(Data records for software interfaces)
◇ ◇ ◇ ◇

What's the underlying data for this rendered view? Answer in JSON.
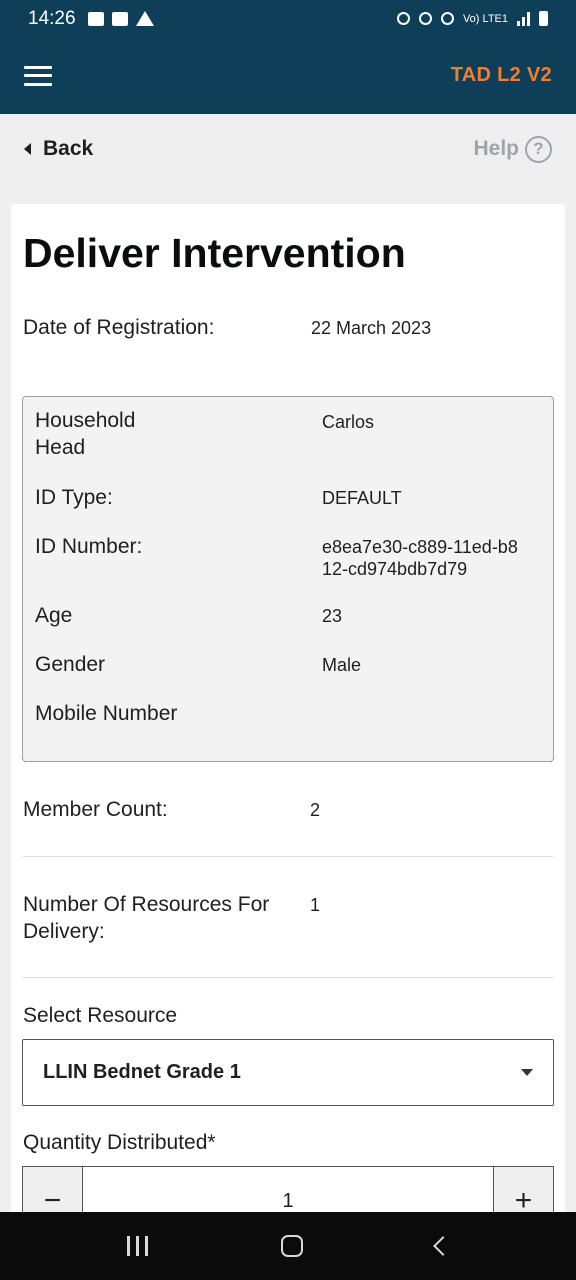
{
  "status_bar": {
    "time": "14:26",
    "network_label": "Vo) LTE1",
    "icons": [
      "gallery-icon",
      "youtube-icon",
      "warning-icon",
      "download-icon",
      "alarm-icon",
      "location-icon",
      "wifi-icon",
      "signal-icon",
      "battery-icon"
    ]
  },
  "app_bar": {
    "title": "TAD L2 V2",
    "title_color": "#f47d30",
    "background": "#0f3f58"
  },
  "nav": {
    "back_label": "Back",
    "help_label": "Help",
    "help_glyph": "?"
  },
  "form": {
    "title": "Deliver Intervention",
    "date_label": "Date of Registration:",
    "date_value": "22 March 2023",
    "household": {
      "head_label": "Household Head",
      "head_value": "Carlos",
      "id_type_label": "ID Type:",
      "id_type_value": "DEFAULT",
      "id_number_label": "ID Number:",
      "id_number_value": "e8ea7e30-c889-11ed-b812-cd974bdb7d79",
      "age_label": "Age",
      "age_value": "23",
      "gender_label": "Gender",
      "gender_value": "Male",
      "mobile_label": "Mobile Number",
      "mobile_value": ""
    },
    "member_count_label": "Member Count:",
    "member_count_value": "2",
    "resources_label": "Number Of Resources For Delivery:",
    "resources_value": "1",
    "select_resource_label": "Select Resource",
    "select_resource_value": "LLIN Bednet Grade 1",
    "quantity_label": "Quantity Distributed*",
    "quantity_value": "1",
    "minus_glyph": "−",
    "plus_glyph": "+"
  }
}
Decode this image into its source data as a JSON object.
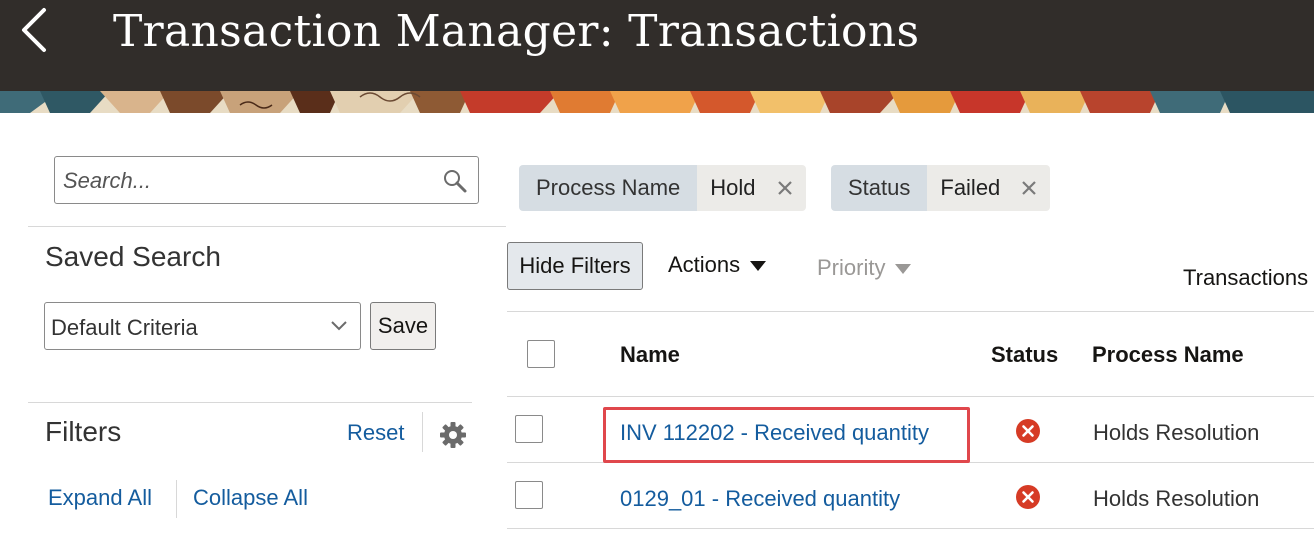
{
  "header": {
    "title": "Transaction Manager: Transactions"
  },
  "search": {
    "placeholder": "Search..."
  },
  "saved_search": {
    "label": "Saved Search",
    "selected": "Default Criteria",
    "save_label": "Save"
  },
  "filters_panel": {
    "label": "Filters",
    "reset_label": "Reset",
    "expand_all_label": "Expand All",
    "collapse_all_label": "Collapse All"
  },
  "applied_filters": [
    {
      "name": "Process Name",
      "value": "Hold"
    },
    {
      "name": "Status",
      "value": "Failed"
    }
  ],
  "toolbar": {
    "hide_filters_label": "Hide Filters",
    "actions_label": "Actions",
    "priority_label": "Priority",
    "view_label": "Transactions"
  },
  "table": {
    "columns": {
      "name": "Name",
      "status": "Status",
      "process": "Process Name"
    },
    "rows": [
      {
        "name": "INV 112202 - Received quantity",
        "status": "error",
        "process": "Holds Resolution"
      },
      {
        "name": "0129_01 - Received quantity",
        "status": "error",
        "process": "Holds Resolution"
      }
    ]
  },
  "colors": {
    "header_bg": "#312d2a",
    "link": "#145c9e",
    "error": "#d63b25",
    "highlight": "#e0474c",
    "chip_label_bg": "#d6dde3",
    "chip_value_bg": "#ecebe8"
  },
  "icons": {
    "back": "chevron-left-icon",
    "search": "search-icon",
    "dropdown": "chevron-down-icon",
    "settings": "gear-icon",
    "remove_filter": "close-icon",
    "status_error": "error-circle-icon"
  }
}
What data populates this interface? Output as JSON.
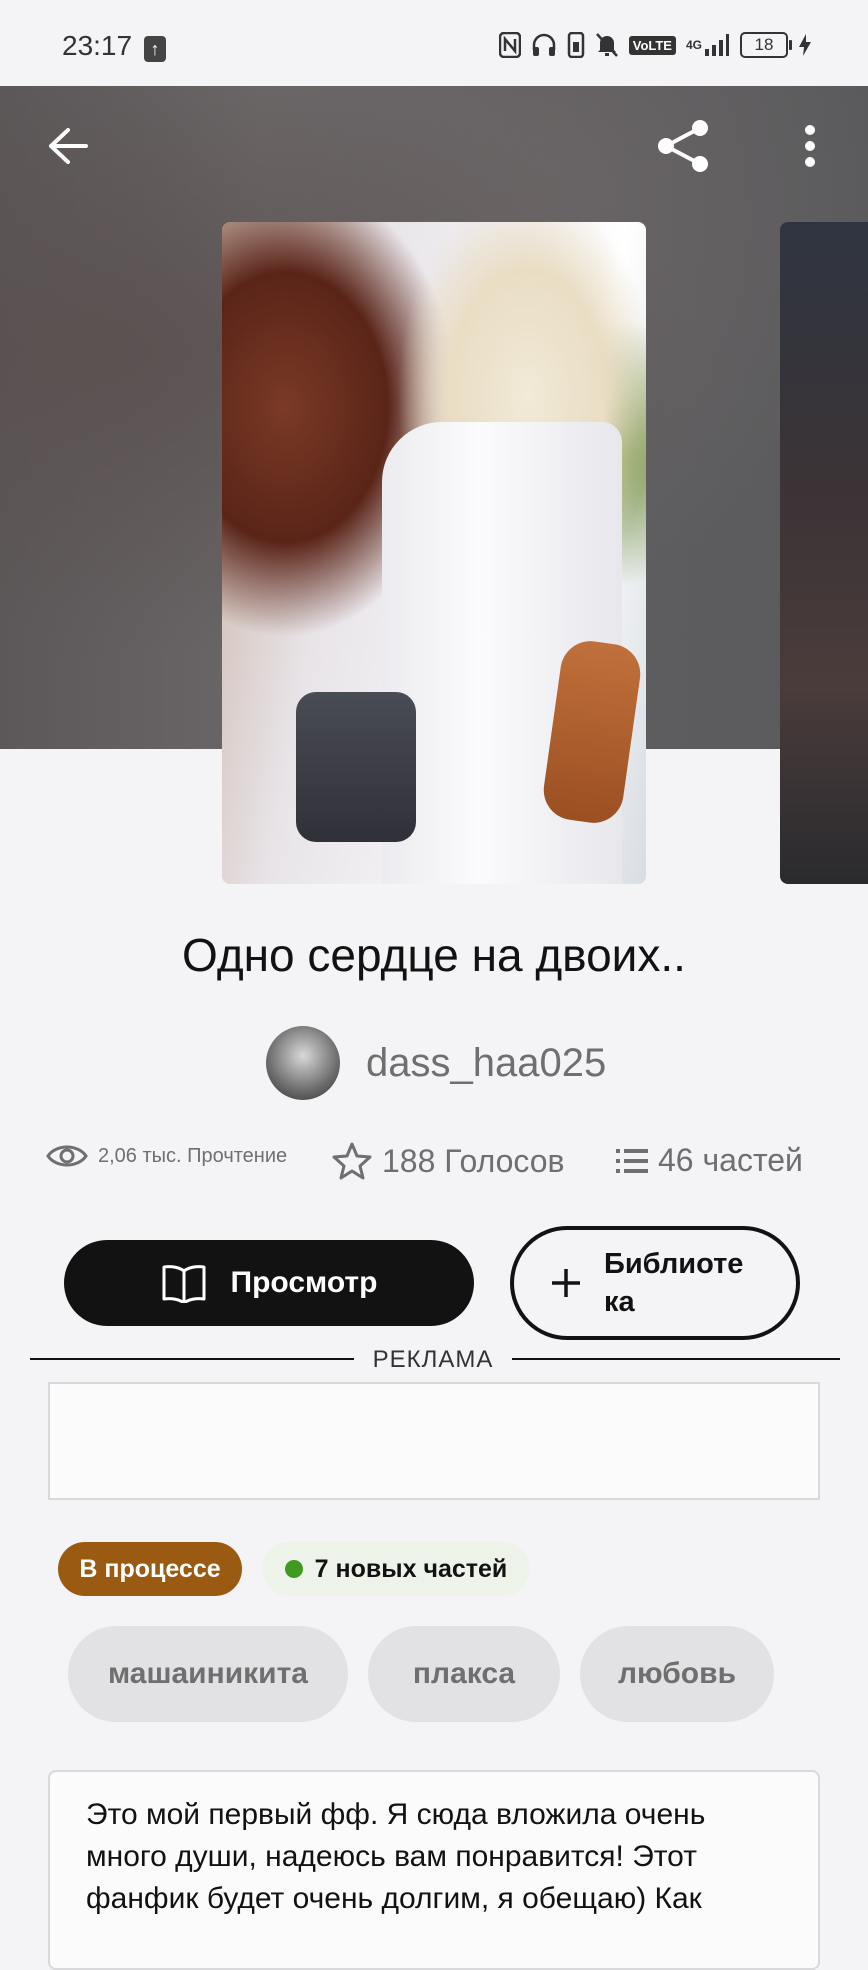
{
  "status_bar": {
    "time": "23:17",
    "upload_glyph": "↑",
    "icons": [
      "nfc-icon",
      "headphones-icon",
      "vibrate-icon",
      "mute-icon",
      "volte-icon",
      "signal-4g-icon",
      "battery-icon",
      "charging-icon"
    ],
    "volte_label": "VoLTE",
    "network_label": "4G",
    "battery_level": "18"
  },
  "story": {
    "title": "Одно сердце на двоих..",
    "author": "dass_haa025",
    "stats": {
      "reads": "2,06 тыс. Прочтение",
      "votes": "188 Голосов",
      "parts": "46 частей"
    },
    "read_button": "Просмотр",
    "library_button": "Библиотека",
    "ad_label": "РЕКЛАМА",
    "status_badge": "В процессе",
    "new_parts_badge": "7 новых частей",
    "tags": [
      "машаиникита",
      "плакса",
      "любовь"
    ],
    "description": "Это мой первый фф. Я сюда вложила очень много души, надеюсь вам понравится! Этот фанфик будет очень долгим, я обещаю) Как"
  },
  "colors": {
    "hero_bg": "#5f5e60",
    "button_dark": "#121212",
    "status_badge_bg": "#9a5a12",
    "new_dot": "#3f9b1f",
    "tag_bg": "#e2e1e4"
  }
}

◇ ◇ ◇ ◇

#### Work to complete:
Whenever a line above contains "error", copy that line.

#### Exercise answer:
        "status": "error",
        "status": "error",
    "error": "#d63b25",
    "status_error": "error-circle-icon"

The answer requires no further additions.